Position of woman
When it comes to the position of women, a distinction must be made between women with a good education and training, who are mainly concentrated in the urban population, and less educated women in the countryside and in the squatter settlements on the outskirts of the cities. The educated Namibian woman is very present in public and in politics and knows how to prevail against male competition in business and society. This is also proven by numerous statistical data and studies.
In the government, the ministries, the state-owned companies (‘Parastatals’), but also in the private sector, women are represented in large numbers and can certainly get into high and high positions. Numerous top positions in the ministries (from undersecretary to permanent secretary positions to deputy ministers and ministers) are held by women.
In 2014, SWAPO also decided to use the so-called ‘zebra system’ for its candidate list, i.e. to fill the list positions with male and female candidates alternately. In addition, it is planned to always fill the vice-ministerial post in the government with a woman if the minister is a man (and vice versa). Namibia can therefore claim to be far more progressive than most of the rest of the world, at least in the political field with the emancipation of women.
The fact that, on average, they do significantly better at schools and universities than their male peers certainly contributes to the quite pronounced self-confidence of the educated Namibian women. At the Namibia University of Science and Technology, for example, around 70-80% of all awards are regularly given to female students. These significantly better achievements and grades of the graduates do their part to ensure that they have an advantage when looking for a job after graduation. In any case, one cannot speak of a structural disadvantage or discrimination against (educated) women in Namibia.
According to thesciencetutor, the situation is different with less educated women, especially in the countryside and in the squatter settlements. Psychological, but also physical violence against women, including rape, is frequent in Namibia, and corresponding cases are regularly reported in the press. Such incidents are often related to alcohol and / or drug abuse.
Gender diversity / LGBTQI * / homosexuality
As in many other African countries, the topic of gender diversity / LGBT / homosexuality is still largely taboo in Namibia. Everyone knows that there are of course same-sex partnerships, transgender people, etc. in Namibia too, but the topic is largely hushed up in public – in contrast to HIV / AIDS, for example. Even Namibia’s extremely free and independent press hardly addresses these issues.
Officially, as in many African countries, sex between men is still illegal. Sex between women, however, does not. The corresponding Roman-Dutch Common Law Act was adopted by Namibia from the apartheid period and has not been abolished or changed since independence. In practice, however, the law has not been and is not applied. As in other areas, for example in the practice of religion, there is a widespread tolerant attitude in Namibia, which allows everyone to live as one wants, at least in their private sphere.

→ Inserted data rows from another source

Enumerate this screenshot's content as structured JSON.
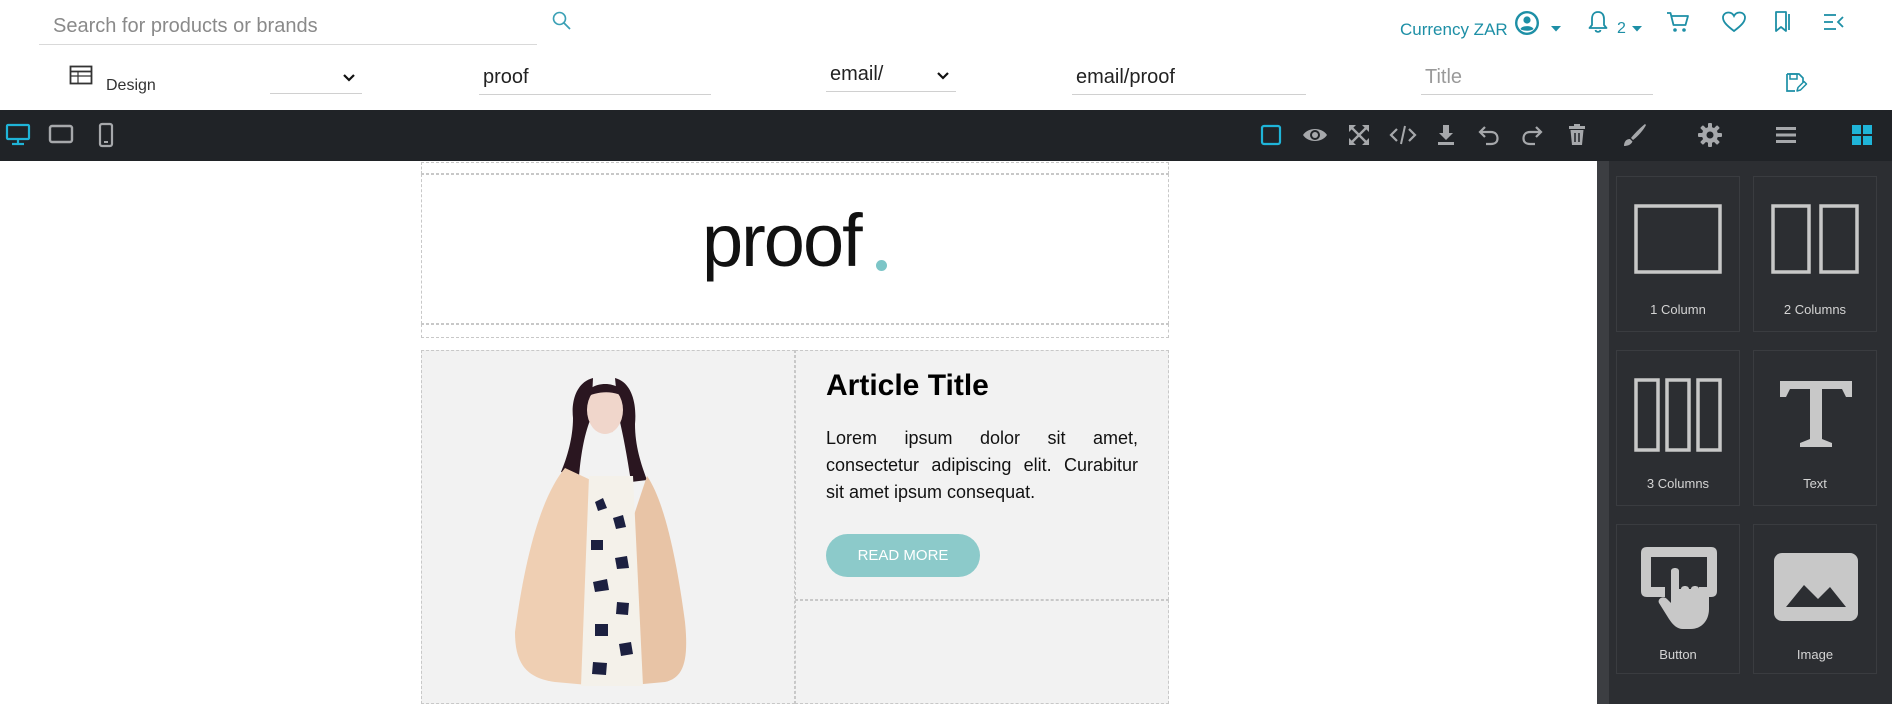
{
  "search": {
    "placeholder": "Search for products or brands"
  },
  "header": {
    "currency_label": "Currency ZAR",
    "notification_count": "2"
  },
  "meta_row": {
    "design_label": "Design",
    "select_1_value": "",
    "name_value": "proof",
    "path_prefix_value": "email/",
    "path_value": "email/proof",
    "title_placeholder": "Title"
  },
  "toolbar": {
    "devices": [
      "desktop",
      "tablet",
      "mobile"
    ],
    "active_device": "desktop",
    "actions": [
      "sw-visibility",
      "preview",
      "fullscreen",
      "export-code",
      "download",
      "undo",
      "redo",
      "clear-canvas"
    ],
    "panels": [
      "style-manager",
      "settings",
      "layer-manager",
      "blocks"
    ],
    "active_panel": "blocks",
    "accent_color": "#1fb4d8"
  },
  "email": {
    "logo_text": "proof",
    "logo_dot_color": "#7cc5c7",
    "article_title": "Article Title",
    "article_body": "Lorem ipsum dolor sit amet, consectetur adipiscing elit. Curabitur sit amet ipsum consequat.",
    "button_label": "READ MORE",
    "button_color": "#8ccaca"
  },
  "blocks": [
    {
      "label": "1 Column",
      "icon": "one-column-icon"
    },
    {
      "label": "2 Columns",
      "icon": "two-columns-icon"
    },
    {
      "label": "3 Columns",
      "icon": "three-columns-icon"
    },
    {
      "label": "Text",
      "icon": "text-icon"
    },
    {
      "label": "Button",
      "icon": "button-icon"
    },
    {
      "label": "Image",
      "icon": "image-icon"
    }
  ]
}
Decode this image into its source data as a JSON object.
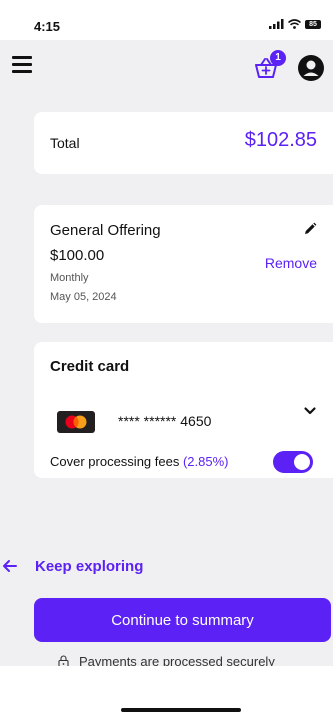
{
  "status": {
    "time": "4:15",
    "battery": "85"
  },
  "header": {
    "cart_count": "1"
  },
  "total": {
    "label": "Total",
    "value": "$102.85"
  },
  "offering": {
    "title": "General Offering",
    "amount": "$100.00",
    "frequency": "Monthly",
    "date": "May 05, 2024",
    "remove_label": "Remove"
  },
  "payment": {
    "title": "Credit card",
    "card_number": "**** ****** 4650",
    "fees_label": "Cover processing fees",
    "fees_percent": "(2.85%)",
    "cover_fees_enabled": true
  },
  "actions": {
    "explore_label": "Keep exploring",
    "continue_label": "Continue to summary",
    "secure_note": "Payments are processed securely"
  },
  "colors": {
    "accent": "#5b21f5",
    "background": "#f0f0f3"
  },
  "icons": [
    "menu-icon",
    "cart-icon",
    "account-icon",
    "pencil-icon",
    "chevron-down-icon",
    "mastercard-icon",
    "arrow-left-icon",
    "lock-icon"
  ]
}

However, this does not mean that LGBT people are fully accepted in Namibian society. On the contrary, there are numerous statements by older politicians in particular, such as former President Sam Nujoma or Jerry Ekandjogoing in a completely different direction. There are still no special laws that explicitly prohibit discrimination based on certain sexual orientation or gender identity.
Despite these restrictions and problems that still exist, Namibia is relatively tolerant compared to other African countries such as Senegal, Guinea, Uganda, Burkina Faso or Niger. According to a survey by the Afrobarometer Network, Namibia is perceived as the fourth most tolerant country in Africa when it comes to homosexuality after Cape Verde, South Africa and Mozambique.
With Out-Rights Namibia there has been an official interest group for the LGBT community since 2010 and in 2013 there was the first ‘Pride March’ in Windhoek (albeit with only a few participants). In 2016 Swakopmund followed suit with its own ‘Pride Parade’. Both events have been held annually since then, largely undisturbed.
Overall, however, when assessing the situation of the LGBT community in Namibia, one should not forget that – as in most other areas – there are considerable differences between the regions and especially between urban and rural areas. Much of what is accepted without problems in Windhoek or Swakopmund, for example, would certainly not be possible in the same way as in other countries in the villages and small towns in the countryside.